**Task details**.
Using the data beneath, show every line that includes the word "this".

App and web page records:
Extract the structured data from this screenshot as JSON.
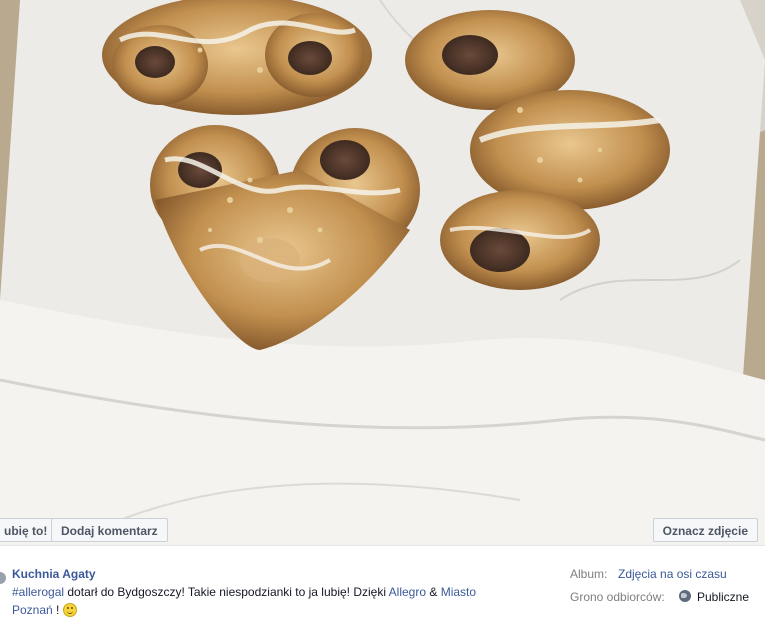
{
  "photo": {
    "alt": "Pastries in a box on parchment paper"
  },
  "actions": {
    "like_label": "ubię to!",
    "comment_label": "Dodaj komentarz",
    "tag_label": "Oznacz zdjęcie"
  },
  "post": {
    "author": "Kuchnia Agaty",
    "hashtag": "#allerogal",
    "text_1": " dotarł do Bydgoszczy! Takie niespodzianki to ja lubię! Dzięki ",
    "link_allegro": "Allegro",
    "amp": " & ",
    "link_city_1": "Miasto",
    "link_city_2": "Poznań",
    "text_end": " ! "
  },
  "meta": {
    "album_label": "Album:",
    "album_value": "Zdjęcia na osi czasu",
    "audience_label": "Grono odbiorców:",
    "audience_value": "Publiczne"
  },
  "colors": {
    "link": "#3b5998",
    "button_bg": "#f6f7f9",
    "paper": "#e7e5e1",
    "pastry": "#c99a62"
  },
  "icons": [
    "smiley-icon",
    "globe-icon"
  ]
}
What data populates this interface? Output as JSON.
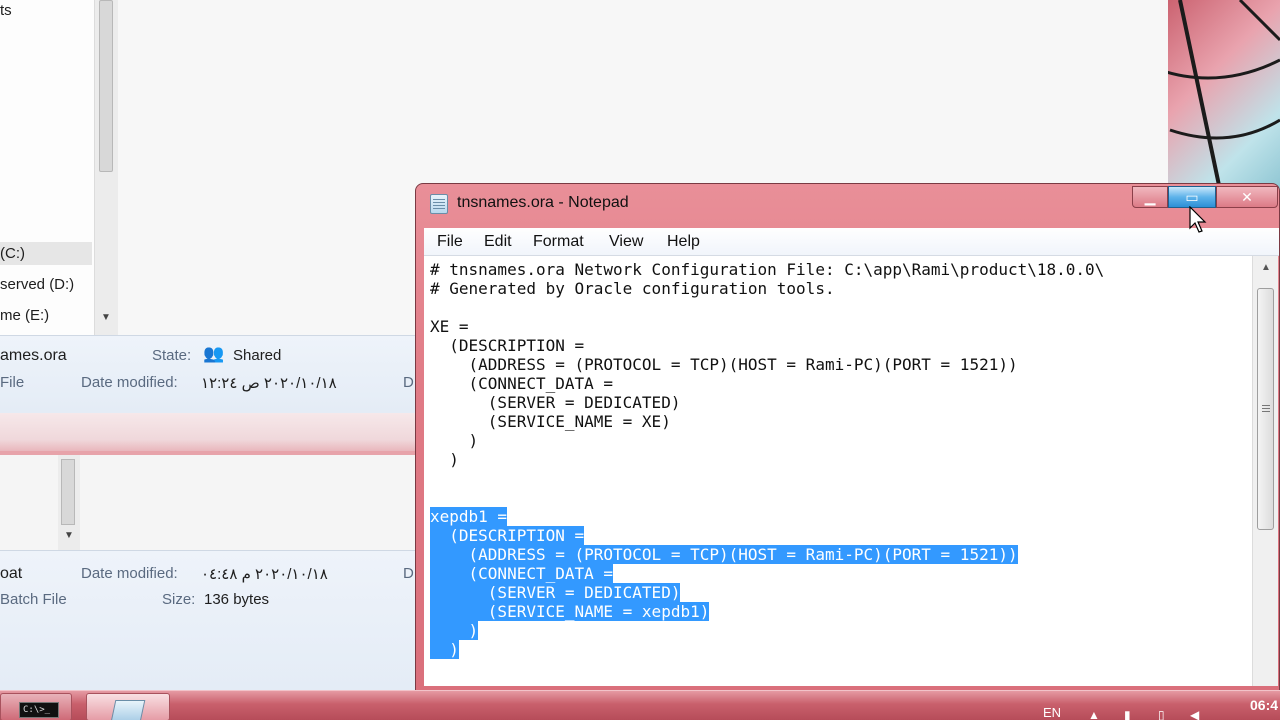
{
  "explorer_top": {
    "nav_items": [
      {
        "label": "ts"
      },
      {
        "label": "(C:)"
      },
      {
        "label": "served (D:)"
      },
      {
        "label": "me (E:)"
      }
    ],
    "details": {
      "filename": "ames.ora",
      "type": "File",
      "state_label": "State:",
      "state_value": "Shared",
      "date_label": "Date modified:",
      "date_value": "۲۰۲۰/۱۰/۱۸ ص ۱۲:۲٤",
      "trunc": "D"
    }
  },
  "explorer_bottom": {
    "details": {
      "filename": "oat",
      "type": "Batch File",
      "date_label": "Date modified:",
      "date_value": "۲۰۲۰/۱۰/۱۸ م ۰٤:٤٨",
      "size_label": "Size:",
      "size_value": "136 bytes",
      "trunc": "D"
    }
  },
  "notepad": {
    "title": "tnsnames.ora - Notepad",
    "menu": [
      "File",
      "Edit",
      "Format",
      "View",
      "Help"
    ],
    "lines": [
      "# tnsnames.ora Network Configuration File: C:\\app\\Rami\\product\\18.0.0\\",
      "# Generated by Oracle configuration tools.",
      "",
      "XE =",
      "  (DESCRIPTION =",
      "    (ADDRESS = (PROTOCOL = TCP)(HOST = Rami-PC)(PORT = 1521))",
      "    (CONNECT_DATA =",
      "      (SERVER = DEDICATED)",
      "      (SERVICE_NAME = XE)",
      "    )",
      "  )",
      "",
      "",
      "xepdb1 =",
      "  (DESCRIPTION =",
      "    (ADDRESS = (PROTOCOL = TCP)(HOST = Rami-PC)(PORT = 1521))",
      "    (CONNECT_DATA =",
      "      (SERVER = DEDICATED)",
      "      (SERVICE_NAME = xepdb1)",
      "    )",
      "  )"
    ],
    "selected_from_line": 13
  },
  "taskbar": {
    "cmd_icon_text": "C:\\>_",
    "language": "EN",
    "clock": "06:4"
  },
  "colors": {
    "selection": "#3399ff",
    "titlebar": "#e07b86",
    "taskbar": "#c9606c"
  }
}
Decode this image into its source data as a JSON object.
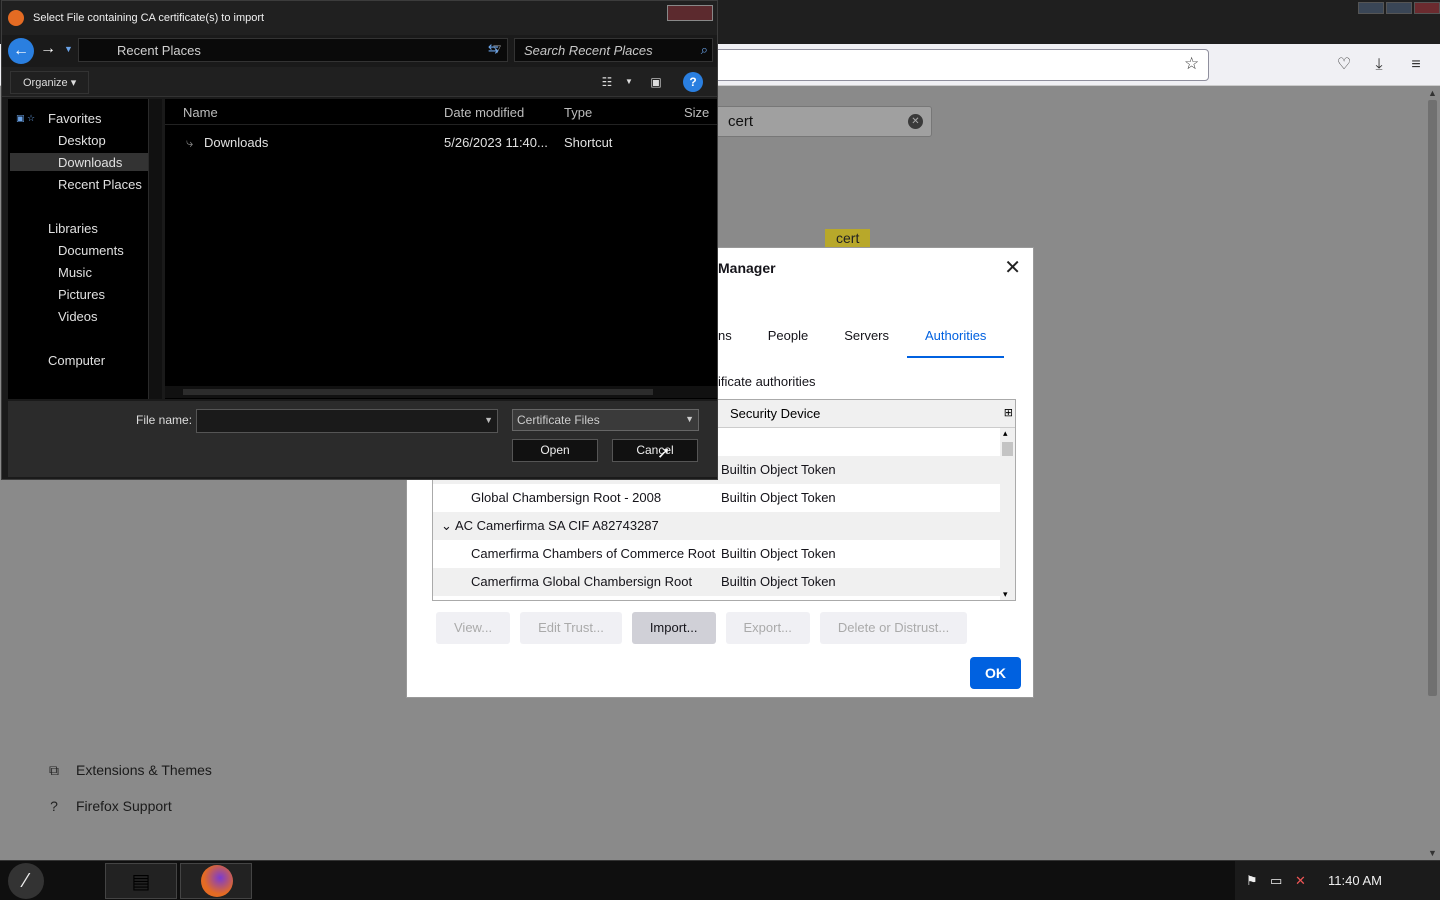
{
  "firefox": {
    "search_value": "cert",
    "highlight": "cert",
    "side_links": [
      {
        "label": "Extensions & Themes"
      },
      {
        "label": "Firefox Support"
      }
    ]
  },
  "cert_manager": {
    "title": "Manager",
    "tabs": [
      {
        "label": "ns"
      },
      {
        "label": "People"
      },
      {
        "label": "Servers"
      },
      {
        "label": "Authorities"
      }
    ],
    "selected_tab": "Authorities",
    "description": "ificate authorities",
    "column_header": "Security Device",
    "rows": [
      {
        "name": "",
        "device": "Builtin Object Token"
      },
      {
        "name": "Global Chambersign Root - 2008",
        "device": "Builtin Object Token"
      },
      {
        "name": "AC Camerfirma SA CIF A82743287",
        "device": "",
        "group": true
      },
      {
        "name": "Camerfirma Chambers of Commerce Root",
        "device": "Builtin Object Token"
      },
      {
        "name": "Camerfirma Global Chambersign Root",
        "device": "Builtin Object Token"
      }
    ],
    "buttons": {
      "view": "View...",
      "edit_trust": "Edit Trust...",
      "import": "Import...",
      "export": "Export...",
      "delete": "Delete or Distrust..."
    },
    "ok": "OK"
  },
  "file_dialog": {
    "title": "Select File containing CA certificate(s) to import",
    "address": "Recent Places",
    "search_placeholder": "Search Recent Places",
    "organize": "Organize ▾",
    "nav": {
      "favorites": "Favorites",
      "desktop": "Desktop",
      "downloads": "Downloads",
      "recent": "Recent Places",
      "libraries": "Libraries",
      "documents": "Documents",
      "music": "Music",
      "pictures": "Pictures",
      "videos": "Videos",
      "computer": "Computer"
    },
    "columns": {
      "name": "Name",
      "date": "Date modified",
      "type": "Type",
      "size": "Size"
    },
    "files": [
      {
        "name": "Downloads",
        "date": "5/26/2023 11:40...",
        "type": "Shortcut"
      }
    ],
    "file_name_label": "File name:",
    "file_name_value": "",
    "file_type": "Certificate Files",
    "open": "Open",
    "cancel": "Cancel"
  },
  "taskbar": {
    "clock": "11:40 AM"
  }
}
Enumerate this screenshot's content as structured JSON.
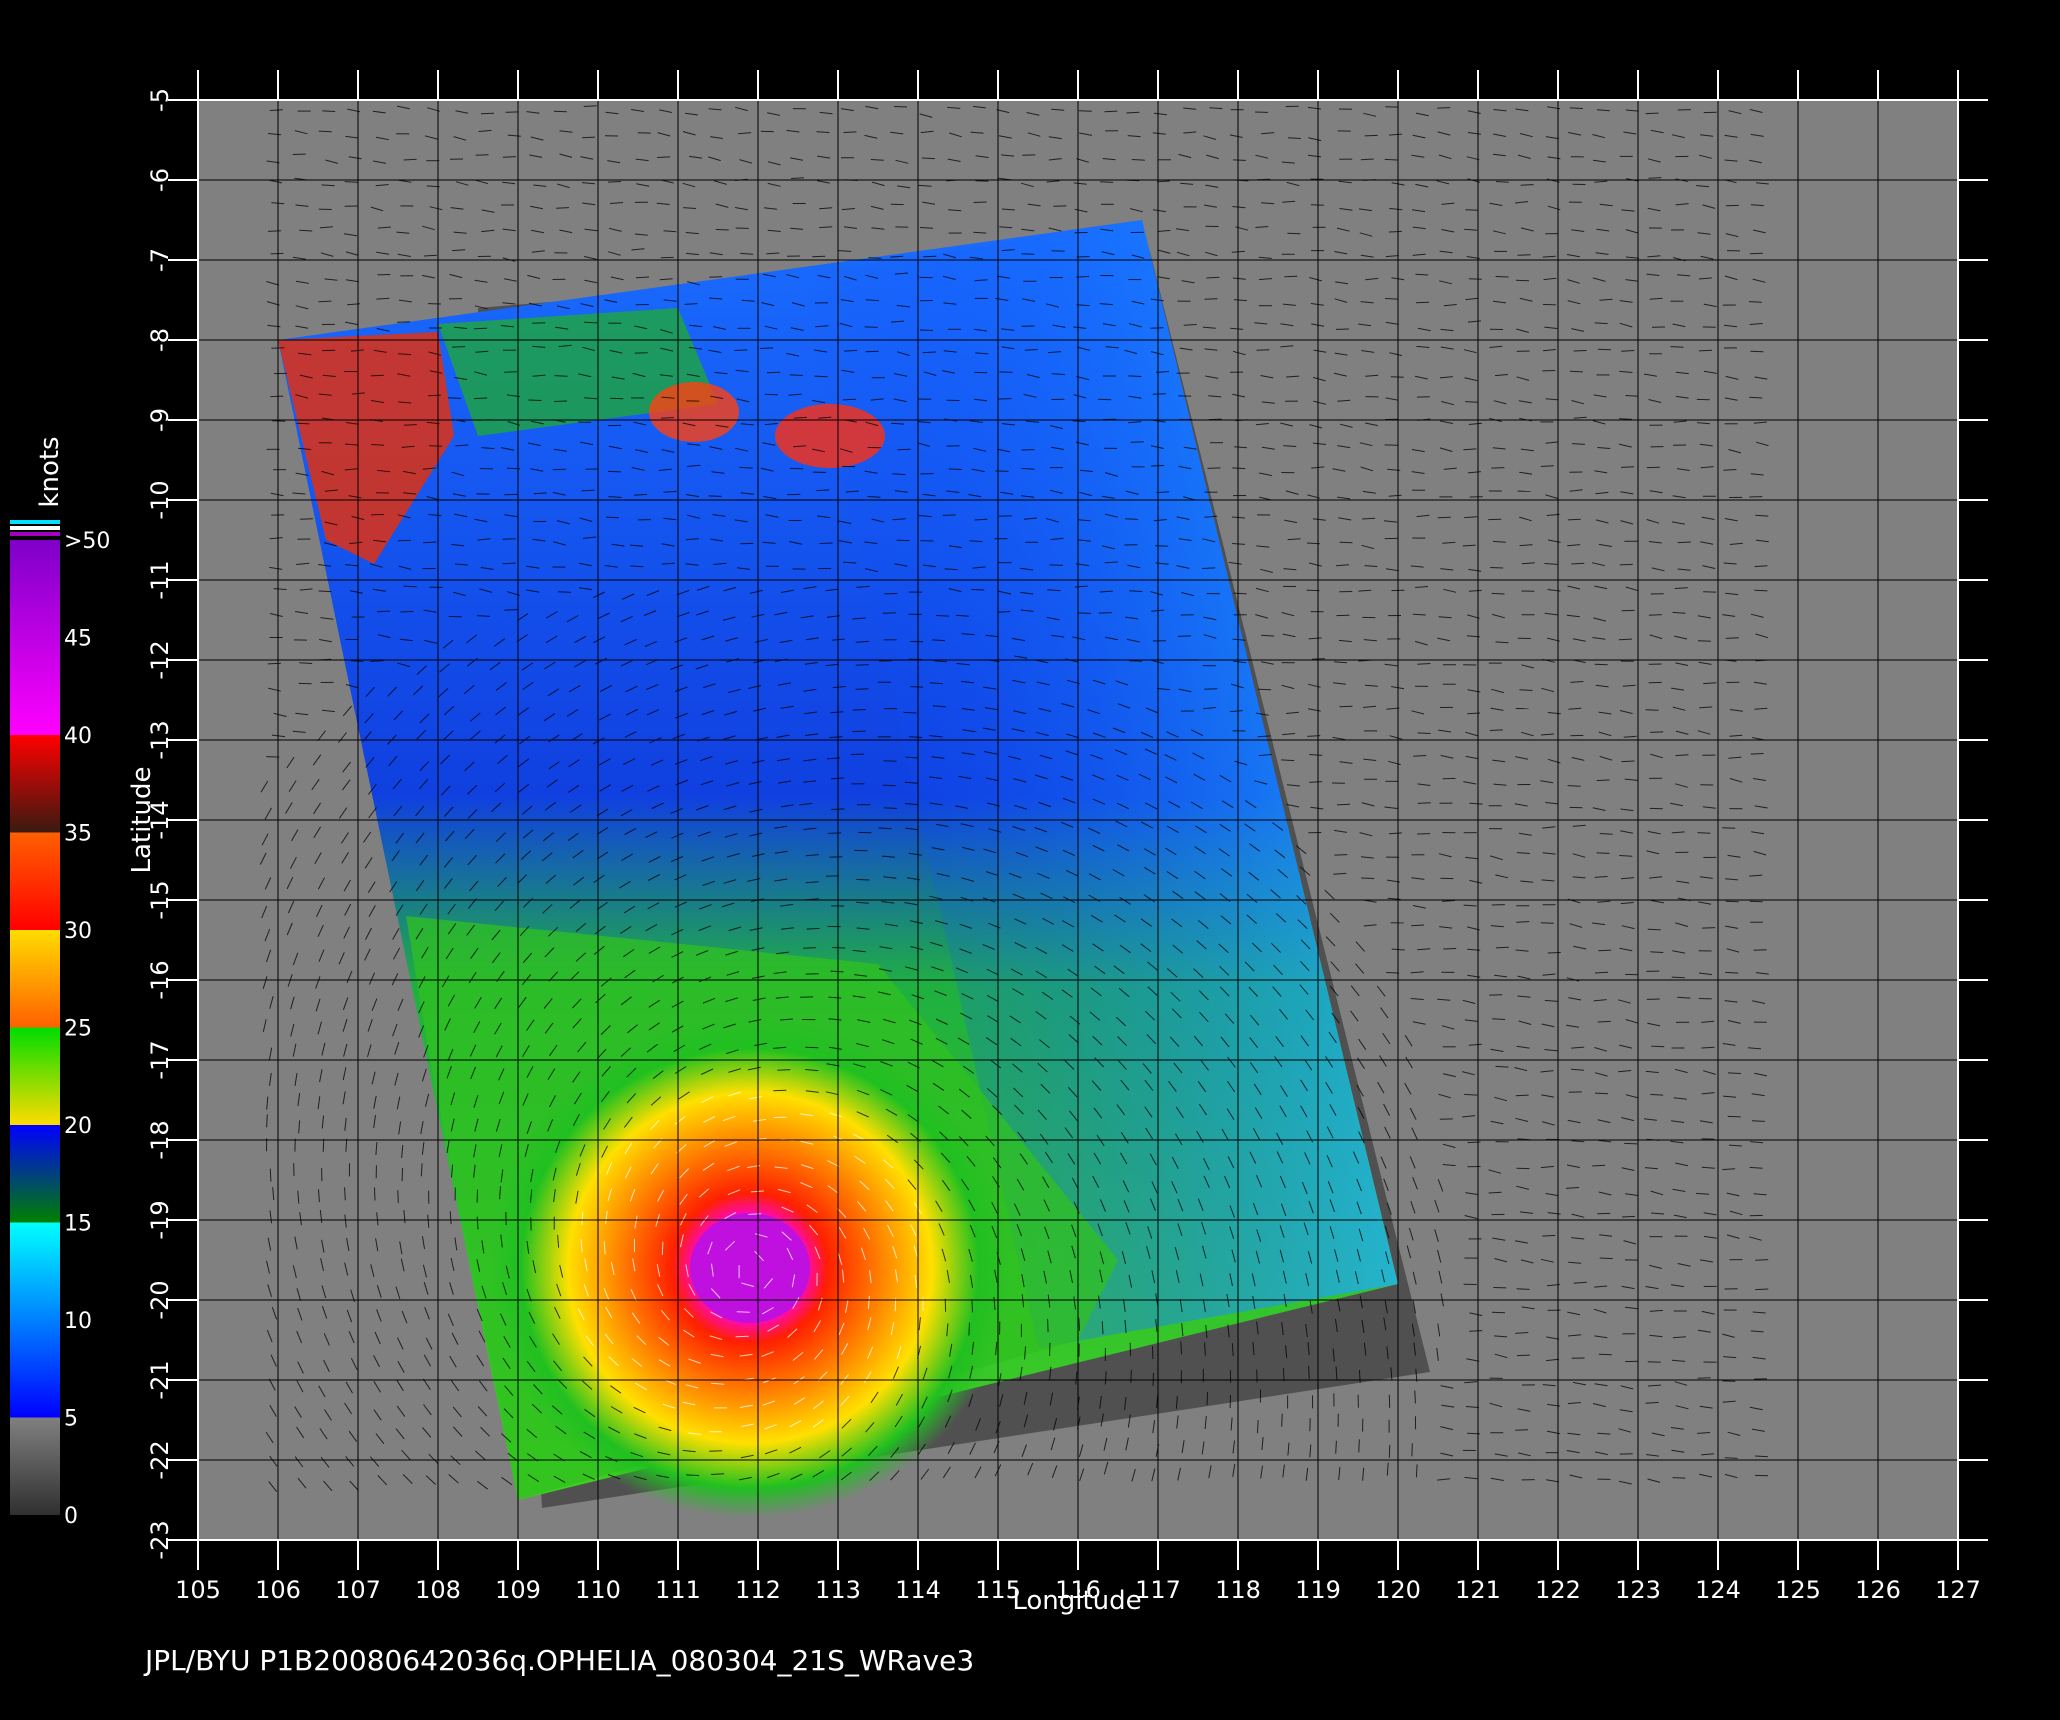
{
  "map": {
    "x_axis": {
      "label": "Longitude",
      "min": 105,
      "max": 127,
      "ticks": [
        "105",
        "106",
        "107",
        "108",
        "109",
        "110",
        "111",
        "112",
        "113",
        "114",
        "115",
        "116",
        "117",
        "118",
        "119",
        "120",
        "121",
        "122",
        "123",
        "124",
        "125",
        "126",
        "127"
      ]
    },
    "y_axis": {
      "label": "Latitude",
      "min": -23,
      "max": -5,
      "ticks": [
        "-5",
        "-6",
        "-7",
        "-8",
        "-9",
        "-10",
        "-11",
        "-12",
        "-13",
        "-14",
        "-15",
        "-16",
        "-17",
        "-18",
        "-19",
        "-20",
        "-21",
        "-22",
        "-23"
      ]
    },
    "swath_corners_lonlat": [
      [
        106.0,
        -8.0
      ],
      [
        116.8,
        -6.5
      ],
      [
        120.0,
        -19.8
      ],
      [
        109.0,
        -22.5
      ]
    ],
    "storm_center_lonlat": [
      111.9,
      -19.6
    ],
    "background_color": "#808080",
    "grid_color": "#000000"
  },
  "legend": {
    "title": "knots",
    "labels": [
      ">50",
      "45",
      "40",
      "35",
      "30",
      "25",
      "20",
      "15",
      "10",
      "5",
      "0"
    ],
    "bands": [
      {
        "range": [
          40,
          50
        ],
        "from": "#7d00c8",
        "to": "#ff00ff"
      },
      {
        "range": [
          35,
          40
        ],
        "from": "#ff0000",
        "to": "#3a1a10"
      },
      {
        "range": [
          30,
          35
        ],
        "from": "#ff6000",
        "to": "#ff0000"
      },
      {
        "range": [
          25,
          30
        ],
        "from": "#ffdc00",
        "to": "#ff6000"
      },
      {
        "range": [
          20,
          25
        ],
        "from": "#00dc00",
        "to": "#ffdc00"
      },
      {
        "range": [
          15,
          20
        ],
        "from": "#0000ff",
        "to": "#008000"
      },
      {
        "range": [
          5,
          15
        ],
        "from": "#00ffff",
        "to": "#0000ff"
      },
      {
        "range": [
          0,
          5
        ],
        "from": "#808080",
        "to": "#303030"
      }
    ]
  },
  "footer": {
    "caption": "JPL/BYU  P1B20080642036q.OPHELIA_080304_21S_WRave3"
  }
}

**Answer space**.
Extract the structured data from this screenshot as JSON.
What data populates this interface? Output as JSON.
Decode this image into its source data as a JSON object.
Enumerate this screenshot's content as structured JSON.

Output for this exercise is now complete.